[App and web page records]
•••
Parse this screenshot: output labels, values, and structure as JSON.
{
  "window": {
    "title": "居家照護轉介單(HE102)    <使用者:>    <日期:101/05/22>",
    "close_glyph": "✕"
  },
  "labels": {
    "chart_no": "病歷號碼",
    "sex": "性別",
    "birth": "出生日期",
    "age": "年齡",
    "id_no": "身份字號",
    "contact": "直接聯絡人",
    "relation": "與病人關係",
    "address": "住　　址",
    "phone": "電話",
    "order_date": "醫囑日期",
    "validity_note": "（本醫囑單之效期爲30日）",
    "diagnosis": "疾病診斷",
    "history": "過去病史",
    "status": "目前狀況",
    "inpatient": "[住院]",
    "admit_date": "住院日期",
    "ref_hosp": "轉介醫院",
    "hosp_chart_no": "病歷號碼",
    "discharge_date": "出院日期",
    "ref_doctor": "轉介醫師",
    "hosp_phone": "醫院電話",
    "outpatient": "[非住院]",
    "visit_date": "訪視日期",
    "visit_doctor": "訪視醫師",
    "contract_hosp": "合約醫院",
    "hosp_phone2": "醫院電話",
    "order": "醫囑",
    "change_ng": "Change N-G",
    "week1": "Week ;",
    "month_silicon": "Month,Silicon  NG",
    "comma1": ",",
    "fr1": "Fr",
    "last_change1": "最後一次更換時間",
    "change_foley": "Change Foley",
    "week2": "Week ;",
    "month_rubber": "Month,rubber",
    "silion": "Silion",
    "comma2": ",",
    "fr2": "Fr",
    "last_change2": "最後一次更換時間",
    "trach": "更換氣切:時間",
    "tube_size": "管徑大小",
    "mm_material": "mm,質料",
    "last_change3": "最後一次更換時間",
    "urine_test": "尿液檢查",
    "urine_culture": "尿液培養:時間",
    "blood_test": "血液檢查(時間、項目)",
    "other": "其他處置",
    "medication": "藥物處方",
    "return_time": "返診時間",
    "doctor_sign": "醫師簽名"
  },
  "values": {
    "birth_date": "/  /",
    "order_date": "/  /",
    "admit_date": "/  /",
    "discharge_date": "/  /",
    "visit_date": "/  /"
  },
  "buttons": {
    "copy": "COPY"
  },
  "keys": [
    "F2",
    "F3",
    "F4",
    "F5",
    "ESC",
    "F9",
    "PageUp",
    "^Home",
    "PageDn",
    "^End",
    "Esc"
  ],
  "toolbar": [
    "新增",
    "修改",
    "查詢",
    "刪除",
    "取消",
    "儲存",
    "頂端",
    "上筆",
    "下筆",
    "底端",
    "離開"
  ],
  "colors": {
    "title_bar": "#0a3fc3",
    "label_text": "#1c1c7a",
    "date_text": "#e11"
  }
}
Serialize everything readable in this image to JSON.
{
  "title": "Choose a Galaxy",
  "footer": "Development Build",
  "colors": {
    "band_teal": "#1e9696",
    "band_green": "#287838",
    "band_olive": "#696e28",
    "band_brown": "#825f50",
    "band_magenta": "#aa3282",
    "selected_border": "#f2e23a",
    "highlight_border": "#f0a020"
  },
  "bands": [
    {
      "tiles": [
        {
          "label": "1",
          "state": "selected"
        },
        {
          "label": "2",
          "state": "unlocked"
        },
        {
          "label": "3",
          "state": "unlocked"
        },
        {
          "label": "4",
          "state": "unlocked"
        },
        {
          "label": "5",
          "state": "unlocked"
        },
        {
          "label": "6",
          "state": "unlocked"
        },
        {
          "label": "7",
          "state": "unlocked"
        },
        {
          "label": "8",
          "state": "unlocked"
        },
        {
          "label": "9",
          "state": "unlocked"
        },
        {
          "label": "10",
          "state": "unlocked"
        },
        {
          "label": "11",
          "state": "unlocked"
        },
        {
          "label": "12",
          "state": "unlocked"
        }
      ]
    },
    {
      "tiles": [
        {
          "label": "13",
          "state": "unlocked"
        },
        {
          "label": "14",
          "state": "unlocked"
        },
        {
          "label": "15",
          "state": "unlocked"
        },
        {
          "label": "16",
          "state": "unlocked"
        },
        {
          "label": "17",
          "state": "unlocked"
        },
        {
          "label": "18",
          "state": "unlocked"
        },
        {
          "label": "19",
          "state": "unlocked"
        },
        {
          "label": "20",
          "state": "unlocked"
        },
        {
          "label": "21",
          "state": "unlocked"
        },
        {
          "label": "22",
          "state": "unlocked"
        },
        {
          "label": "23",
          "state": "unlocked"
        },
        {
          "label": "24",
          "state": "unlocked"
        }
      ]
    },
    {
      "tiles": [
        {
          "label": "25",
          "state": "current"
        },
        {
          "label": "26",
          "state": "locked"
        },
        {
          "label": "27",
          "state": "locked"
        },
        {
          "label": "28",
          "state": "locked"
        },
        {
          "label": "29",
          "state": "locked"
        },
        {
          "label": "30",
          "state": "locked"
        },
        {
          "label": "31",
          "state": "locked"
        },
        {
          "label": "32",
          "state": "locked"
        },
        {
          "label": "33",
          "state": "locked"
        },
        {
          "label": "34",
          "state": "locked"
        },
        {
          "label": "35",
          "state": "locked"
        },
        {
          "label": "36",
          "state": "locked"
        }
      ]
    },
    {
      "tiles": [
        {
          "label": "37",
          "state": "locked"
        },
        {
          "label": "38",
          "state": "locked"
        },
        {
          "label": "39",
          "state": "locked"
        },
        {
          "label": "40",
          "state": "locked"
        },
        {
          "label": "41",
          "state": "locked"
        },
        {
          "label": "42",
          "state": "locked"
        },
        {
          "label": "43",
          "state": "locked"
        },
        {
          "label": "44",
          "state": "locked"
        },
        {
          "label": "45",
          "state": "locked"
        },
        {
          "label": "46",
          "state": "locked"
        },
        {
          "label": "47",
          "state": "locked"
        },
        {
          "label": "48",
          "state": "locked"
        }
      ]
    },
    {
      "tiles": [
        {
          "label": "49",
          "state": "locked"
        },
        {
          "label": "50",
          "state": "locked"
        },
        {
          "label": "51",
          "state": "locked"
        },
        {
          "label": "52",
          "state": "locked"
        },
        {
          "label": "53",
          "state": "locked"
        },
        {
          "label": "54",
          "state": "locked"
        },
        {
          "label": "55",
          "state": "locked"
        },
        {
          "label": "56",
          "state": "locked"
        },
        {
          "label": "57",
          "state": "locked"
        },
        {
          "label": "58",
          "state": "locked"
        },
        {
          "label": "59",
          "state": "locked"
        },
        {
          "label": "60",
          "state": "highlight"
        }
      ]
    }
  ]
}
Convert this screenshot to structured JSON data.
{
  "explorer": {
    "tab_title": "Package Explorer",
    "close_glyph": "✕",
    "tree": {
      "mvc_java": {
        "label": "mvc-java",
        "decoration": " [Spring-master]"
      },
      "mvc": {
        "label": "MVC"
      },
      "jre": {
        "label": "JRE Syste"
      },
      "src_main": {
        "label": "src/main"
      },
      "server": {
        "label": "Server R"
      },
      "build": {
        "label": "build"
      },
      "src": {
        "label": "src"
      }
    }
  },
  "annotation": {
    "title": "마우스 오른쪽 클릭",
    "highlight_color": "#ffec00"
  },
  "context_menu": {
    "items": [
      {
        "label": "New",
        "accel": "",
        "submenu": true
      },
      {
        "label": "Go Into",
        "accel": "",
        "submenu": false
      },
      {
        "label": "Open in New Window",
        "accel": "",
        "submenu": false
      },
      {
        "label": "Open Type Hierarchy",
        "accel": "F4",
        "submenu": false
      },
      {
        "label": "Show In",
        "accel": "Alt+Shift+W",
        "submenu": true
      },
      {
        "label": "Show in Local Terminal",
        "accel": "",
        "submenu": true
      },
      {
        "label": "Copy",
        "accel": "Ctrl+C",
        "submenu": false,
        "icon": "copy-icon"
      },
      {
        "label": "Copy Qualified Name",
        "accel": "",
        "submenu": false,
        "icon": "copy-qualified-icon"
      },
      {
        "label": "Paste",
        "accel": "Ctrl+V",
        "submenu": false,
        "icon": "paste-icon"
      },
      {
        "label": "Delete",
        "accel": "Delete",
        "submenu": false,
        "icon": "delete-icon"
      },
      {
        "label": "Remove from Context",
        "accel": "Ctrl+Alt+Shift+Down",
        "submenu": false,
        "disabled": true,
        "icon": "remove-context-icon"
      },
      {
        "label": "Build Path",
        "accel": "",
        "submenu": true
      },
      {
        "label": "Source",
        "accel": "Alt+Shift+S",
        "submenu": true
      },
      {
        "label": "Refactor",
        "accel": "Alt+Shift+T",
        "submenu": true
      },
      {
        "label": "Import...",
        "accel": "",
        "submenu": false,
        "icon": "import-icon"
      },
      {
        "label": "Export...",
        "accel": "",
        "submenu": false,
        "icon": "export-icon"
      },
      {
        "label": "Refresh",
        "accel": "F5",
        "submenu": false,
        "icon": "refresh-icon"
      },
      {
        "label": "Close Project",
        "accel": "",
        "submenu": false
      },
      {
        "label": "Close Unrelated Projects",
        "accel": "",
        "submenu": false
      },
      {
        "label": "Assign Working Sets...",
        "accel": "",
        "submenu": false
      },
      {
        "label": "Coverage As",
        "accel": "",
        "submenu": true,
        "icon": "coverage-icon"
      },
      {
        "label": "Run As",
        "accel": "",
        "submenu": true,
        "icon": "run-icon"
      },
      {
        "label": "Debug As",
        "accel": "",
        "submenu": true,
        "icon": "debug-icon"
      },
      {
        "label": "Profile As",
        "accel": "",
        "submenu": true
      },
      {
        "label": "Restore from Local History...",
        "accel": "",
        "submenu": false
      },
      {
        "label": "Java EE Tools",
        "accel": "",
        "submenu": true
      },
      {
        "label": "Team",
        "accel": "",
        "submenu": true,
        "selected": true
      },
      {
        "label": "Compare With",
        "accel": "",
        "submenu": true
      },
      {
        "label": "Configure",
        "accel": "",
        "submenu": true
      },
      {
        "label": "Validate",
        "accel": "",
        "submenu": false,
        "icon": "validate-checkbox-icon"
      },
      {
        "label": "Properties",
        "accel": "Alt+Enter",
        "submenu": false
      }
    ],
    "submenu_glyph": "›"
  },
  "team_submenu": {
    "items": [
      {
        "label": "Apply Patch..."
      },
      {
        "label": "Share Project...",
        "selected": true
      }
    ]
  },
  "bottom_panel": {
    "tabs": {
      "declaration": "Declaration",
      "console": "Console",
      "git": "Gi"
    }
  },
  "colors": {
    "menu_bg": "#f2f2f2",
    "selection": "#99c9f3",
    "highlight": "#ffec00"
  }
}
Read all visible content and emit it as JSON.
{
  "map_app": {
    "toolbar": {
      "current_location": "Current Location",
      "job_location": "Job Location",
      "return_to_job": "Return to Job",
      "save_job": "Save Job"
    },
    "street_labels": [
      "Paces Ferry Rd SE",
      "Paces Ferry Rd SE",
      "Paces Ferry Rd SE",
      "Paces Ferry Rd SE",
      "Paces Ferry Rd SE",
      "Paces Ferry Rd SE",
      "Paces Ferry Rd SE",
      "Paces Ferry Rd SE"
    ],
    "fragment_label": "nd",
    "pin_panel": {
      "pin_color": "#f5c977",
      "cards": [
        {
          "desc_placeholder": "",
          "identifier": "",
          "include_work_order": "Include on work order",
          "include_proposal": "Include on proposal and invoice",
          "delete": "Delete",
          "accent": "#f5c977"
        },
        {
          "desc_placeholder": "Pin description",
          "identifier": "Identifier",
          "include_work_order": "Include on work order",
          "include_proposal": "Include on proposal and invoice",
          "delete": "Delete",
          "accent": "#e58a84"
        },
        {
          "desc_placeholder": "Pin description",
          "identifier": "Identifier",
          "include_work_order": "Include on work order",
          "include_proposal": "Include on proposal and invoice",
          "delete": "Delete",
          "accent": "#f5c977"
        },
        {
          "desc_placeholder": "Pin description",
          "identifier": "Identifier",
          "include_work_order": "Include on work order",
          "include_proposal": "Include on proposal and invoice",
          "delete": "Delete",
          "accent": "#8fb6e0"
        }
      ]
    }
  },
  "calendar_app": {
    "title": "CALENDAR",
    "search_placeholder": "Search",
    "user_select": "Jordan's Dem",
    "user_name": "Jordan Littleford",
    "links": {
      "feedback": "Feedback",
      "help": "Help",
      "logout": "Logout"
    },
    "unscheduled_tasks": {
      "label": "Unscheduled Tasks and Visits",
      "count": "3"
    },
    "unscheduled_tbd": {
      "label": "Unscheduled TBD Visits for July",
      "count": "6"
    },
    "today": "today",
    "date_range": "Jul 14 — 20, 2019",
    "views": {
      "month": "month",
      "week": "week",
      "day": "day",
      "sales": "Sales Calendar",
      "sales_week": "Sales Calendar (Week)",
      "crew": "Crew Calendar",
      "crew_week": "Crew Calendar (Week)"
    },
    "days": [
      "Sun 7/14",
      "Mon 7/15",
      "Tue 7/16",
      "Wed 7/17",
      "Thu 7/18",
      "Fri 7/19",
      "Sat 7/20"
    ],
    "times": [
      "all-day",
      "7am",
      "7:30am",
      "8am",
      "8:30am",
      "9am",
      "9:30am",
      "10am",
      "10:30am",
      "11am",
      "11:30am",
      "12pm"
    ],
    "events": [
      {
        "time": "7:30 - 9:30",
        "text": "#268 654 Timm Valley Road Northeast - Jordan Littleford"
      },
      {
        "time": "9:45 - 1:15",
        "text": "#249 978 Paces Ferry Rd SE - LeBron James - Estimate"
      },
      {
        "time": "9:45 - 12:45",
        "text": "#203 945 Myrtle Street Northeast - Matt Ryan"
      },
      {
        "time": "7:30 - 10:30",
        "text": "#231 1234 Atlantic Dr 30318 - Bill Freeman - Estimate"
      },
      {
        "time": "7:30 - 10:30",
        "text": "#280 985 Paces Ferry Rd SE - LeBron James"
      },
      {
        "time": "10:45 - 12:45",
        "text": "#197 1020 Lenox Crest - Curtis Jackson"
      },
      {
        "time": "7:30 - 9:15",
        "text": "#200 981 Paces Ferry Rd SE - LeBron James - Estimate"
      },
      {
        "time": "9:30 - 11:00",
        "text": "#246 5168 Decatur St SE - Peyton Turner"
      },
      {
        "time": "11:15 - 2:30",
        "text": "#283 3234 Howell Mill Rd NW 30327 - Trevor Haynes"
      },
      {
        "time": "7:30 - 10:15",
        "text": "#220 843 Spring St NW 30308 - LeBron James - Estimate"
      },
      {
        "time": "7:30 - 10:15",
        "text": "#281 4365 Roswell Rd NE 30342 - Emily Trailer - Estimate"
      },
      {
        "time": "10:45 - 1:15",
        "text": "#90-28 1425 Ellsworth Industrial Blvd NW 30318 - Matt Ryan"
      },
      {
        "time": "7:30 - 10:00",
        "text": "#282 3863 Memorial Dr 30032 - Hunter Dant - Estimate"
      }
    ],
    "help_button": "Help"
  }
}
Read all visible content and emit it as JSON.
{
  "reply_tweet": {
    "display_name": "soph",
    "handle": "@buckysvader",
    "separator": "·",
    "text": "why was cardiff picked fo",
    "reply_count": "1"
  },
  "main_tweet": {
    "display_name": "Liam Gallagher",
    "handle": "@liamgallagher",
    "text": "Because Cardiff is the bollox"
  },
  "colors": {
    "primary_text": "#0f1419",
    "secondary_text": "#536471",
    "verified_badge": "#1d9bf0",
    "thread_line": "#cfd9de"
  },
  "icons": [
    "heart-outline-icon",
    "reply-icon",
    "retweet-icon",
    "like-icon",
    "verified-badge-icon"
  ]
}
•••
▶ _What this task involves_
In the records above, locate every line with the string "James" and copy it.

▶ _Solution to this problem_
        "text": "#249 978 Paces Ferry Rd SE - LeBron James - Estimate"
        "text": "#280 985 Paces Ferry Rd SE - LeBron James"
        "text": "#200 981 Paces Ferry Rd SE - LeBron James - Estimate"
        "text": "#220 843 Spring St NW 30308 - LeBron James - Estimate"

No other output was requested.